list a few of the important skills both for you and members of your team that have really helped to integrate some of these different platforms. What do you think would those skills look like? That's another good question So I think yeah outside you need a standard if you will development team you know with instructional designers and those kinds of things that's pretty much a given. But I think there's three skill sets that are needed to sort of pull this together. And one is somebody that understands the business and what some of the business objectives and goals are and can talk with business leaders and get into meetings where you can develop the kinds of questions and things that get to those KPI. And that's kind of the role that I have in overseeing some of the efforts But I think another really important role is getting those data feeds hooked up and understanding how data works and being able to manage the flow of things. That's a really tough part In some cases we might get help from IT. In other cases we might be working you know with an outside vendor or you know having somebody on team that can really manage the data and that flow. And then the third skill set that's really important is data analyst work So as you look at
this particular chart. You know our data analyst was the one who did all the benchmarking? And you know this is an interesting graphic because one time I asked her how many data points do you think this represents. And the answer was 81,000. That's really because we're looking at 24 months of data on all these different data points different locations you need somebody who can really understand and tell those stories and find the things that aren't obvious right away because it gets a lot deeper than just completion status and having somebody with a data background I think really helps that. And you know a lot of times you're tempted to go with something that seems
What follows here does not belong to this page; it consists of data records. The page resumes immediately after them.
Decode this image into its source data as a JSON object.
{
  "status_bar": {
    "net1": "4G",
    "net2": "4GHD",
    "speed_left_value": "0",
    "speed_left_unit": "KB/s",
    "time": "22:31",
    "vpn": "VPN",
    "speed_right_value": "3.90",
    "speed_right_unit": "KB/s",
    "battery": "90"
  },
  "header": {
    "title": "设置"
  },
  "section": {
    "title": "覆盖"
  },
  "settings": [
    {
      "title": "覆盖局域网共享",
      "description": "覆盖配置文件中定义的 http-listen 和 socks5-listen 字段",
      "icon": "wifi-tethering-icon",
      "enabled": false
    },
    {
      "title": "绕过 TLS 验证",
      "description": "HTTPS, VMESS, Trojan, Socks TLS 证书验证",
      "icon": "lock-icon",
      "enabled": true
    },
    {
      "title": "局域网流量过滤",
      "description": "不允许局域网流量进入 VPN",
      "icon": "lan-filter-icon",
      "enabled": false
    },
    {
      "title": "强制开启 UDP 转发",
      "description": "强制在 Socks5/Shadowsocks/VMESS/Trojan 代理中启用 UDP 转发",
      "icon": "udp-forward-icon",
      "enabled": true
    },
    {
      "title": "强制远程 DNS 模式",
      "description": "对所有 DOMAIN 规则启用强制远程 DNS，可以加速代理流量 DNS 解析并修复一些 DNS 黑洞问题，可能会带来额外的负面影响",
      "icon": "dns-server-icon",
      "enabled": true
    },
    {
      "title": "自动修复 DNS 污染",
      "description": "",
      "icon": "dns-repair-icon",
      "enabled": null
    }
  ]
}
obvious. You know I really appreciate her input and ability to tell me. Well that's not truly correlation yet. You know there's more things that we have to prove and we need to look at it over a longer period of time. So I think it's really important to have that kind of reference point. And somebody in the group who understands data from a pure data science standpoint you know as part of the team. So those are the three skill sets that I think are important. Perfect that is really helpful. Thanks, Andy. And with that that actually brings us to the end of our time that we had scheduled for this particular session. So thank you everyone so
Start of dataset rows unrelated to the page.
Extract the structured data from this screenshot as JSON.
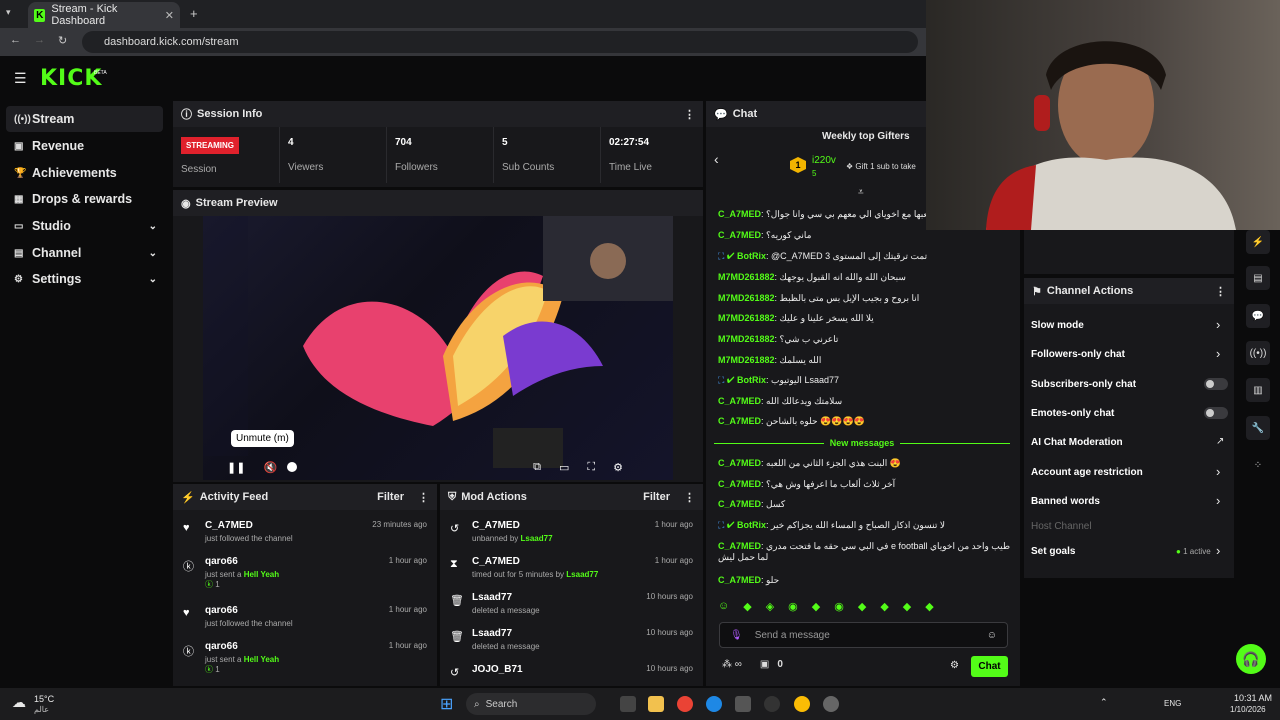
{
  "browser": {
    "tab_title": "Stream - Kick Dashboard",
    "url": "dashboard.kick.com/stream"
  },
  "logo": "KICK",
  "logo_sup": "BETA",
  "sidebar": {
    "items": [
      {
        "label": "Stream",
        "icon": "broadcast-icon"
      },
      {
        "label": "Revenue",
        "icon": "revenue-icon"
      },
      {
        "label": "Achievements",
        "icon": "trophy-icon"
      },
      {
        "label": "Drops & rewards",
        "icon": "gift-icon"
      },
      {
        "label": "Studio",
        "icon": "studio-icon"
      },
      {
        "label": "Channel",
        "icon": "channel-icon"
      },
      {
        "label": "Settings",
        "icon": "gear-icon"
      }
    ]
  },
  "session": {
    "title": "Session Info",
    "badge": "STREAMING",
    "label": "Session",
    "stats": [
      {
        "value": "4",
        "label": "Viewers"
      },
      {
        "value": "704",
        "label": "Followers"
      },
      {
        "value": "5",
        "label": "Sub Counts"
      },
      {
        "value": "02:27:54",
        "label": "Time Live"
      }
    ]
  },
  "preview": {
    "title": "Stream Preview",
    "tooltip": "Unmute (m)"
  },
  "activity": {
    "title": "Activity Feed",
    "filter": "Filter",
    "items": [
      {
        "name": "C_A7MED",
        "desc": "just followed the channel",
        "time": "23 minutes ago"
      },
      {
        "name": "qaro66",
        "desc": "just sent a",
        "extra": "Hell Yeah",
        "count": "1",
        "time": "1 hour ago"
      },
      {
        "name": "qaro66",
        "desc": "just followed the channel",
        "time": "1 hour ago"
      },
      {
        "name": "qaro66",
        "desc": "just sent a",
        "extra": "Hell Yeah",
        "count": "1",
        "time": "1 hour ago"
      }
    ]
  },
  "mod": {
    "title": "Mod Actions",
    "filter": "Filter",
    "items": [
      {
        "name": "C_A7MED",
        "desc": "unbanned by",
        "by": "Lsaad77",
        "time": "1 hour ago"
      },
      {
        "name": "C_A7MED",
        "desc": "timed out for 5 minutes by",
        "by": "Lsaad77",
        "time": "1 hour ago"
      },
      {
        "name": "Lsaad77",
        "desc": "deleted a message",
        "time": "10 hours ago"
      },
      {
        "name": "Lsaad77",
        "desc": "deleted a message",
        "time": "10 hours ago"
      },
      {
        "name": "JOJO_B71",
        "desc": "",
        "time": "10 hours ago"
      }
    ]
  },
  "chat": {
    "title": "Chat",
    "gifters_title": "Weekly top Gifters",
    "gifter_rank": "1",
    "gifter_name": "i220v",
    "gifter_count": "5",
    "gift_cta": "Gift 1 sub to take",
    "lines": [
      {
        "user": "C_A7MED",
        "msg": "أنا أقدر العبها مع اخوياي الي معهم بي سي وانا جوال؟"
      },
      {
        "user": "C_A7MED",
        "msg": "ماني كوريه؟"
      },
      {
        "user": "BotRix",
        "msg": "@C_A7MED 3 تمت ترقيتك إلى المستوى"
      },
      {
        "user": "M7MD261882",
        "msg": "سبحان الله والله انه القبول يوجهك"
      },
      {
        "user": "M7MD261882",
        "msg": "انا بروح و بجيب الإيل بس متى بالظبط"
      },
      {
        "user": "M7MD261882",
        "msg": "يلا الله يسخر علينا و عليك"
      },
      {
        "user": "M7MD261882",
        "msg": "تاعرني ب شي؟"
      },
      {
        "user": "M7MD261882",
        "msg": "الله يسلمك"
      },
      {
        "user": "BotRix",
        "msg": "اليوتيوب Lsaad77"
      },
      {
        "user": "C_A7MED",
        "msg": "سلامتك ويدعالك الله"
      },
      {
        "user": "C_A7MED",
        "msg": "حلوه بالشاحن 😍😍😍😍"
      }
    ],
    "new_messages": "New messages",
    "lines2": [
      {
        "user": "C_A7MED",
        "msg": "البنت هذي الجزء الثاني من اللعبه 😍"
      },
      {
        "user": "C_A7MED",
        "msg": "آخر ثلاث ألعاب ما اعرفها وش هي؟"
      },
      {
        "user": "C_A7MED",
        "msg": "كسل"
      },
      {
        "user": "BotRix",
        "msg": "لا تنسون اذكار الصباح و المساء الله يجزاكم خير"
      },
      {
        "user": "C_A7MED",
        "msg": "في البي سي حقه ما فتحت مدري e football طيب واحد من اخوياي لما حمل"
      },
      {
        "user": "",
        "msg": "ليش"
      },
      {
        "user": "C_A7MED",
        "msg": "حلو"
      }
    ],
    "input_placeholder": "Send a message",
    "points": "0",
    "send": "Chat"
  },
  "channel_actions": {
    "title": "Channel Actions",
    "items": [
      {
        "label": "Slow mode",
        "ctrl": "chevron"
      },
      {
        "label": "Followers-only chat",
        "ctrl": "chevron"
      },
      {
        "label": "Subscribers-only chat",
        "ctrl": "toggle"
      },
      {
        "label": "Emotes-only chat",
        "ctrl": "toggle"
      },
      {
        "label": "AI Chat Moderation",
        "ctrl": "external"
      },
      {
        "label": "Account age restriction",
        "ctrl": "chevron"
      },
      {
        "label": "Banned words",
        "ctrl": "chevron"
      },
      {
        "label": "Host Channel",
        "ctrl": "none"
      },
      {
        "label": "Set goals",
        "ctrl": "chevron",
        "extra": "1 active"
      }
    ]
  },
  "taskbar": {
    "temp": "15°C",
    "weather": "عالم",
    "search": "Search",
    "lang": "ENG",
    "time": "10:31 AM",
    "date": "1/10/2026"
  }
}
much for your participation and for asking great questions. And if you do have any questions that we didn't get to please feel free to continue throwing them into the questions panel before you log off because we are going to follow up as best we can with any that we didn't get to today and answer them in written form and provide some of those with the recording. So as a reminder there will be a recording of this webinar available as well. So thank you so much
Andy. We really appreciate your time and sharing all of this information with us and these stories and these insights. And so with that everyone have a great weekend. Thank you so much.